He said he was humbled and honored to get the job, and excited to “serve as the steward of the next generation of national champions.”

LSU has six of those in the trophy case, one since 2000 and none since the retiring Paul Mainieri’s lone CWS title in 2009.

Johnson, this year’s Pac-12 Coach of the Year after leading Arizona to the conference regular-season championship and into the CWS, will be introduced to the state Monday with a news conference at Alex Box Stadium.

He’s a West Coast lifer with no connections to the South, but it won’t be his first trip to Louisiana.

His first Arizona team won the 2016 NCAA regional hosted by Louisiana-Lafayette en route to the first of his two CWS trips.

“I view this as the opportunity of my lifetime,” Johnson said in the school’s news release. “I will do everything in my power to have our team playing a brand of baseball that makes everyone at LSU, the Baton Rouge community, and the entire state of Louisiana incredibly proud.”

The brand was one of the things that attracted LSU Athletic Director Scott Woodward to Johnson.

“Ultimately, Jay’s track record of postseason success, explosive lineups, and highly ranked recruiting classes set him apart from the field,” Woodward said in the release.

That field, he said, was a crowded lot.

“LSU baseball is the premier program in the nation, and the interest we received from great coaches across the country was significant,” he said.

Johnson, who grew up in the Northern California town of Oroville, played at Division II Shasta and Point Loma Nazarene, the latter of which also gave him his coaching start.

He first attracted attention as an assistant at San Diego (2006-13) on the staff of Rich Hill when the Toros became nationally relevant, reaching the NCAA Tournament six of eight years — the school’s first appearances.

That led to his first Division I head coaching job at Nevada for two years (2014-15) where a tournament appearance led to the Arizona job.

He reached Omaha and the championship finals of the CWS in 2016, his first season at Arizona, before losing to Coastal Carolina.
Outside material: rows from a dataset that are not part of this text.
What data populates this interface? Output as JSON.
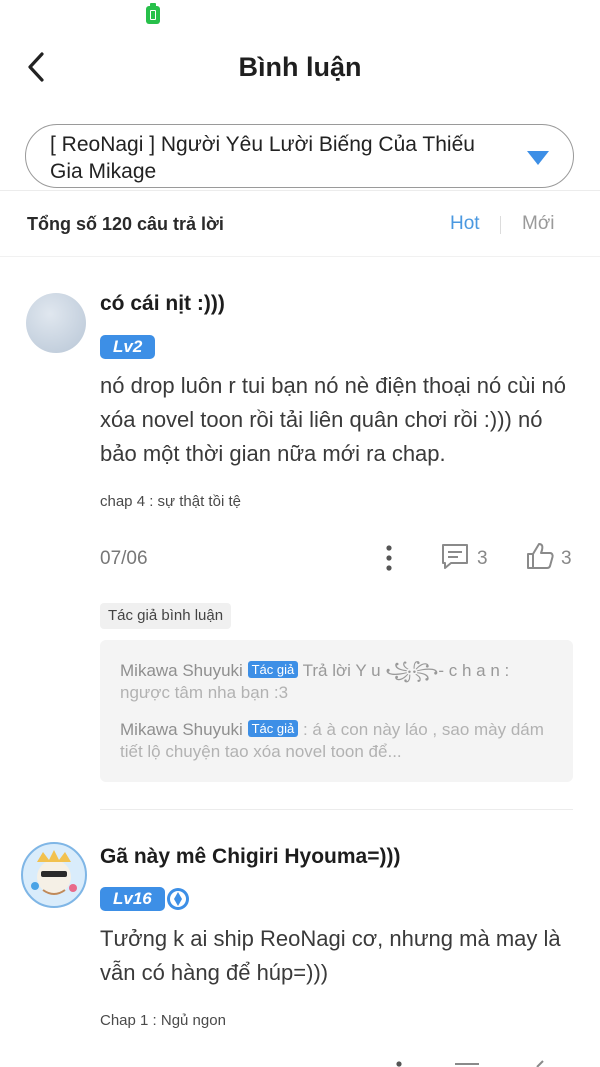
{
  "header": {
    "title": "Bình luận"
  },
  "story_select": {
    "value": "[ ReoNagi ] Người Yêu Lười Biếng Của Thiếu Gia Mikage"
  },
  "list": {
    "total": "Tổng số 120 câu trả lời",
    "sort_hot": "Hot",
    "sort_new": "Mới"
  },
  "comments": [
    {
      "username": "có cái nịt :)))",
      "level": "Lv2",
      "body": "nó drop luôn r tui bạn nó nè điện thoại nó cùi nó xóa novel toon rồi tải liên quân chơi rồi :))) nó bảo một thời gian nữa mới ra chap.",
      "chapter": "chap 4 : sự thật tồi tệ",
      "date": "07/06",
      "reply_count": "3",
      "like_count": "3",
      "author_tag": "Tác giả bình luận",
      "replies": [
        {
          "author": "Mikawa Shuyuki",
          "badge": "Tác giả",
          "action": "Trả lời",
          "target": "Y u ꧁꧂- c h a n :",
          "text": "ngược tâm nha bạn :3"
        },
        {
          "author": "Mikawa Shuyuki",
          "badge": "Tác giả",
          "text": ": á à con này láo , sao mày dám tiết lộ chuyện tao xóa novel toon để..."
        }
      ]
    },
    {
      "username": "Gã này mê Chigiri Hyouma=)))",
      "level": "Lv16",
      "body": "Tưởng k ai ship ReoNagi cơ, nhưng mà may là vẫn có hàng để húp=)))",
      "chapter": "Chap 1 : Ngủ ngon"
    }
  ],
  "colors": {
    "accent": "#3d8fe6",
    "sort_active": "#4a98e0",
    "battery": "#27c04a"
  }
}
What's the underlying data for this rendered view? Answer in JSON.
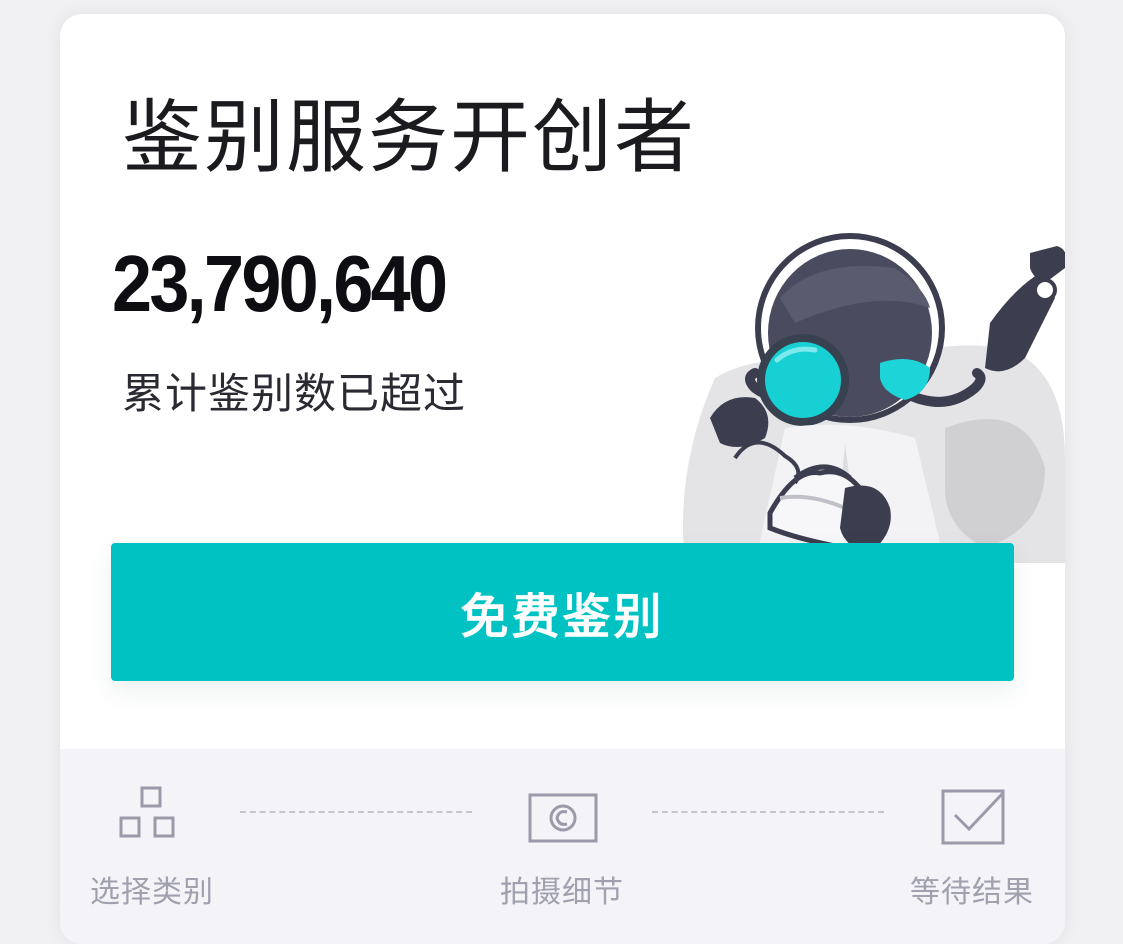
{
  "header": {
    "title": "鉴别服务开创者",
    "count": "23,790,640",
    "subtitle": "累计鉴别数已超过"
  },
  "cta": {
    "label": "免费鉴别"
  },
  "steps": [
    {
      "label": "选择类别",
      "icon": "category-grid-icon"
    },
    {
      "label": "拍摄细节",
      "icon": "camera-icon"
    },
    {
      "label": "等待结果",
      "icon": "checkbox-icon"
    }
  ],
  "colors": {
    "accent": "#00c2c3",
    "step_icon": "#9b9aaa",
    "step_label": "#a0a0ae",
    "steps_background": "#f4f4f8"
  }
}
The Wildcats made a return trip to the CWS this season and went two-and-out.

“He’s made an immediate impact at every program he’s led,” Woodward said, “and he’s one of the most energetic, innovative, and focused coaches in America. I am confident he is ready to add to our extensive championship tradition at LSU.”